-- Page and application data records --
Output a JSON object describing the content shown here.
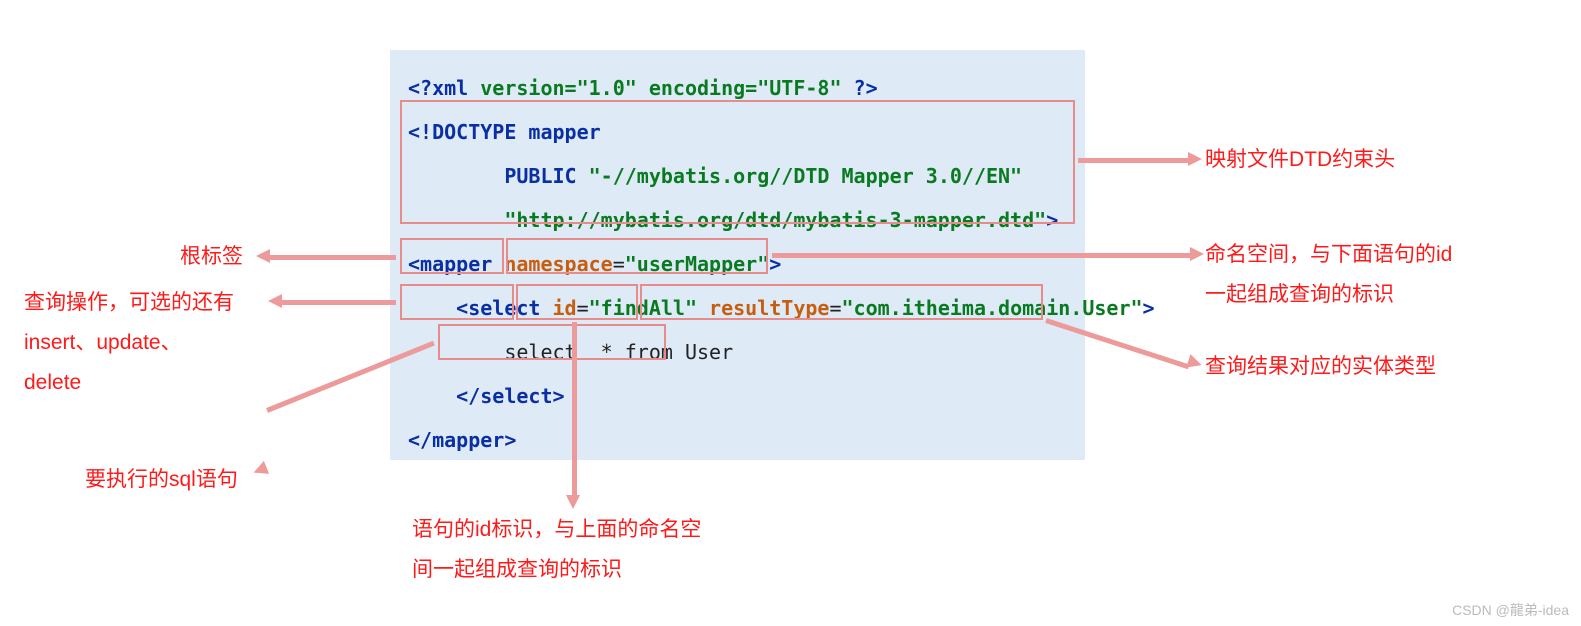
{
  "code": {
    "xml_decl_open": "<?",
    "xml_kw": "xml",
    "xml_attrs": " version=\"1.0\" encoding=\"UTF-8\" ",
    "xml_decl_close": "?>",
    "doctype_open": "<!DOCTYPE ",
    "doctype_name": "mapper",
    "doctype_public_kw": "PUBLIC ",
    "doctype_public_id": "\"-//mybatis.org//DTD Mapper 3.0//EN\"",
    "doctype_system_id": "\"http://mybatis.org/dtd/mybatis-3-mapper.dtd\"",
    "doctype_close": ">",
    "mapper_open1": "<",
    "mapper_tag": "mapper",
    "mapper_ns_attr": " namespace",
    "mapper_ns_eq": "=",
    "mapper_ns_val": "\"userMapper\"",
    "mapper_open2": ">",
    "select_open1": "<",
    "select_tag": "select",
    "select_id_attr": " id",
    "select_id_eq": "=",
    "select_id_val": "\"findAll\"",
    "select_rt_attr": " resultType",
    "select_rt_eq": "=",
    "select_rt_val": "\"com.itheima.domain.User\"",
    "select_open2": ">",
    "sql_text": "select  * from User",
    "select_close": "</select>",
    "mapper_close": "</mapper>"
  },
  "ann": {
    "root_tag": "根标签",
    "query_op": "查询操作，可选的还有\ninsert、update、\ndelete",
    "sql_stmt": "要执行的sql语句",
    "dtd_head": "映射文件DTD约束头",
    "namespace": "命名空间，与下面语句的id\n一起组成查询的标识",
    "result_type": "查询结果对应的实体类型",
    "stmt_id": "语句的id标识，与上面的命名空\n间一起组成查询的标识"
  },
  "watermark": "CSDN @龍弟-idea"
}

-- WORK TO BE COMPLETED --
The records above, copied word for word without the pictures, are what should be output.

-- OUTPUT --
Output a JSON object describing the content shown here.
{
  "code": {
    "xml_decl_open": "<?",
    "xml_kw": "xml",
    "xml_attrs": " version=\"1.0\" encoding=\"UTF-8\" ",
    "xml_decl_close": "?>",
    "doctype_open": "<!DOCTYPE ",
    "doctype_name": "mapper",
    "doctype_public_kw": "PUBLIC ",
    "doctype_public_id": "\"-//mybatis.org//DTD Mapper 3.0//EN\"",
    "doctype_system_id": "\"http://mybatis.org/dtd/mybatis-3-mapper.dtd\"",
    "doctype_close": ">",
    "mapper_open1": "<",
    "mapper_tag": "mapper",
    "mapper_ns_attr": " namespace",
    "mapper_ns_eq": "=",
    "mapper_ns_val": "\"userMapper\"",
    "mapper_open2": ">",
    "select_open1": "<",
    "select_tag": "select",
    "select_id_attr": " id",
    "select_id_eq": "=",
    "select_id_val": "\"findAll\"",
    "select_rt_attr": " resultType",
    "select_rt_eq": "=",
    "select_rt_val": "\"com.itheima.domain.User\"",
    "select_open2": ">",
    "sql_text": "select  * from User",
    "select_close": "</select>",
    "mapper_close": "</mapper>"
  },
  "ann": {
    "root_tag": "根标签",
    "query_op": "查询操作，可选的还有\ninsert、update、\ndelete",
    "sql_stmt": "要执行的sql语句",
    "dtd_head": "映射文件DTD约束头",
    "namespace": "命名空间，与下面语句的id\n一起组成查询的标识",
    "result_type": "查询结果对应的实体类型",
    "stmt_id": "语句的id标识，与上面的命名空\n间一起组成查询的标识"
  },
  "watermark": "CSDN @龍弟-idea"
}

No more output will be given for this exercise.